I have heard our generation being called the invisible generation. No one notices us anymore. Our hair is just hair. Our faces are lined and forgettable. Our clothes are probably 20 years old or older and our shoes are just for comfort. Make-up, if used at all, is expected to be over-used since we can’t see anymore. Yet, we have real friends. We have people who actually care whether we live or die and in fact, care HOW we are. Why is that if it’s all about how we look?
Is it really about how much you weigh? Nope. Your health may be or may not be about the number on your scale, but your friends don’t care. You are equally loveable at 250 pounds, 150 pounds or 95 pounds. Because your belly and your butt are not the reasons people do or don’t like you. Your heart is. Your personality is what attracts or repels people, not your fat or your bones.

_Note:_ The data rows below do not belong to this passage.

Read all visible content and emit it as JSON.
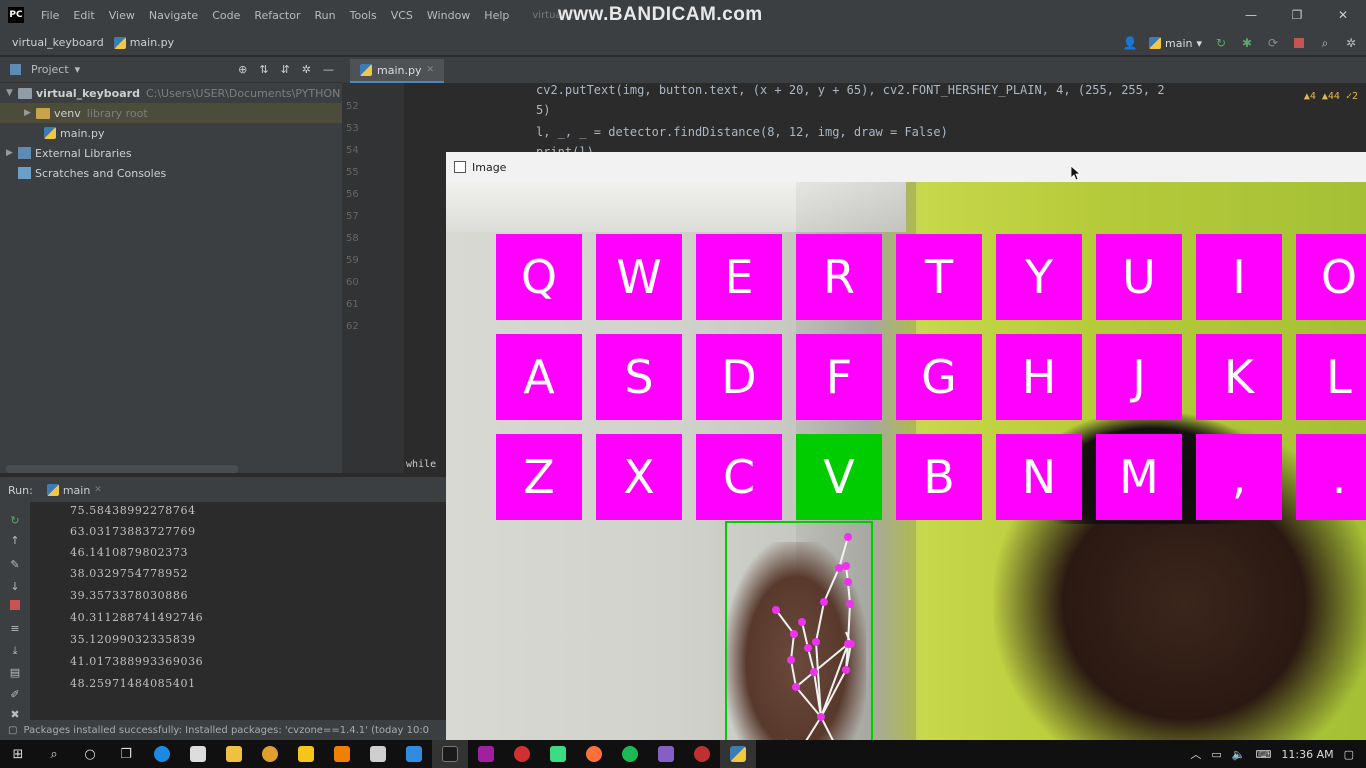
{
  "menu": [
    "File",
    "Edit",
    "View",
    "Navigate",
    "Code",
    "Refactor",
    "Run",
    "Tools",
    "VCS",
    "Window",
    "Help"
  ],
  "title_faded": "virtual...",
  "watermark": "www.BANDICAM.com",
  "window_controls": [
    "—",
    "❐",
    "✕"
  ],
  "nav": {
    "project": "virtual_keyboard",
    "file": "main.py",
    "run_config": "main"
  },
  "project_panel": {
    "header": "Project",
    "tree": [
      {
        "label": "virtual_keyboard",
        "detail": "C:\\Users\\USER\\Documents\\PYTHON"
      },
      {
        "label": "venv",
        "detail": "library root"
      },
      {
        "label": "main.py",
        "detail": ""
      },
      {
        "label": "External Libraries",
        "detail": ""
      },
      {
        "label": "Scratches and Consoles",
        "detail": ""
      }
    ]
  },
  "editor": {
    "tab": "main.py",
    "line_numbers": [
      "52",
      "53",
      "54",
      "55",
      "56",
      "57",
      "58",
      "59",
      "60",
      "61",
      "62"
    ],
    "code": [
      "cv2.putText(img, button.text, (x + 20, y + 65), cv2.FONT_HERSHEY_PLAIN, 4, (255, 255, 2",
      "            5)",
      "l, _, _ = detector.findDistance(8, 12, img, draw = False)",
      "print(l)"
    ],
    "inspection": "▲4  ▲44  ✓2",
    "fragment": "while"
  },
  "run_panel": {
    "label": "Run:",
    "config": "main",
    "console": [
      "75.58438992278764",
      "63.03173883727769",
      "46.1410879802373",
      "38.0329754778952",
      "39.3573378030886",
      "40.311288741492746",
      "35.12099032335839",
      "41.017388993369036",
      "48.25971484085401"
    ]
  },
  "status": "Packages installed successfully: Installed packages: 'cvzone==1.4.1' (today 10:0",
  "image_window": {
    "title": "Image",
    "keys": [
      [
        "Q",
        "W",
        "E",
        "R",
        "T",
        "Y",
        "U",
        "I",
        "O"
      ],
      [
        "A",
        "S",
        "D",
        "F",
        "G",
        "H",
        "J",
        "K",
        "L"
      ],
      [
        "Z",
        "X",
        "C",
        "V",
        "B",
        "N",
        "M",
        ",",
        "."
      ]
    ],
    "active_key": "V",
    "key_color": "#ff00ff",
    "active_color": "#00cc00"
  },
  "taskbar": {
    "clock": "11:36 AM"
  }
}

Just like the hairstyle and the make-up, they are not who you are, they are what you do; being heavy or too thin, being too short or too tall is not who you are, but rather how you are built.
I know I have rambled on here and I know that I have not really addressed beauty, but I have addressed my irritation about a world of women growing into their invisible years with zero chance of being happy because they are obsessed with not looking like they did when they were 20. Of course, when they were 20 they thought they were fat and had a big nose or some other unforgivable flaw. They didn’t then and they don’t now, but they will never believe that because they have never developed the beautiful personality. The giving, the sharing, the hugging, the loving personality that would always make them friends wherever they go, was never nurtured into fruition. It doesn’t leave anything for the golden years, but sadness and grief over the lost physical beauty and nothing to replace it.

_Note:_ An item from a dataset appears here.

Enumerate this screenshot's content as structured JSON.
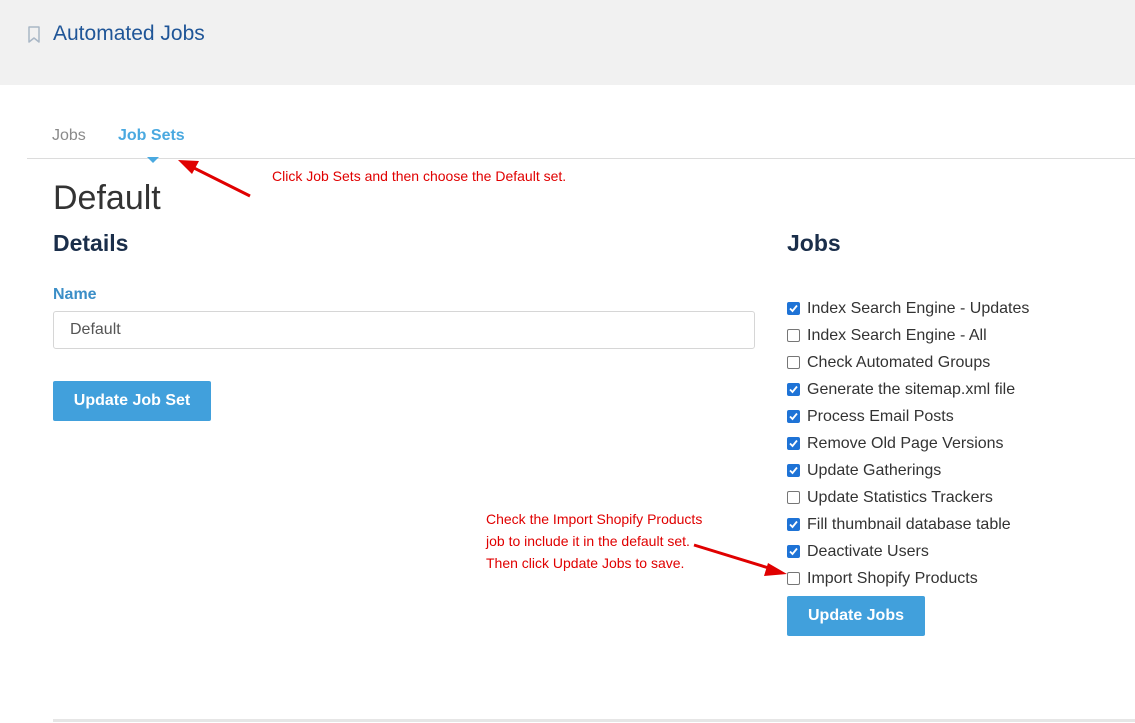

My face is far less than pretty. At one time, I guess it was okay, but never pretty to me. I never felt as desirable as I knew some of my friends were, but I always managed to be happy enough with my appearance. I had a great deal of confidence and I believed I was a good person, even as a teenager. I knew I had good friends and I knew my family thought highly of me. I assumed from all of that, I must be a good person. My teenage years were happy and social and I would dare to say, though my memory is vague about a lot of things, I am quite certain I made some lifelong friends back then and I am still very blessed to have many of them in my life again. It had nothing to do with my looks or theirs, then or now, it has to do with who we are inside. The kind of people we have become and the kind of people we were back in the day. We are and we were good people with good hearts and a decent set of morals. That has served us well into our 6th decade of life.
I no longer wear make-up every day. I put on a little mascara and lipstick and out the door I go. I comb my hair, but it’s not a 20 minute style, it’s very simple and neat. I dress to be comfortable and try not to wear anything too wrinkled or stained. If I like it, I wear it. I care much more about who I am and who I am with than I do about how I look. I think I care more about being clean and being kind than I do about being gorgeous. That’s a good thing or I could never leave the house!
I can’t change the world away from all the emphasis on physical beauty, but I can change one thing. I can stop judging other women based on their looks or their weight or their outfit. I can stop judging everyone by what I see and decide instead who I like based on who they are and how they live their life. I choose this one.
I choose to find the beauty within the people in my life and oddly or maybe not so oddly, they are all positively beautiful people. Yes, if you live a good life, if you care about other people and their needs and their lives, if you are a giving human with empathy, YOU ARE BEAUTIFUL.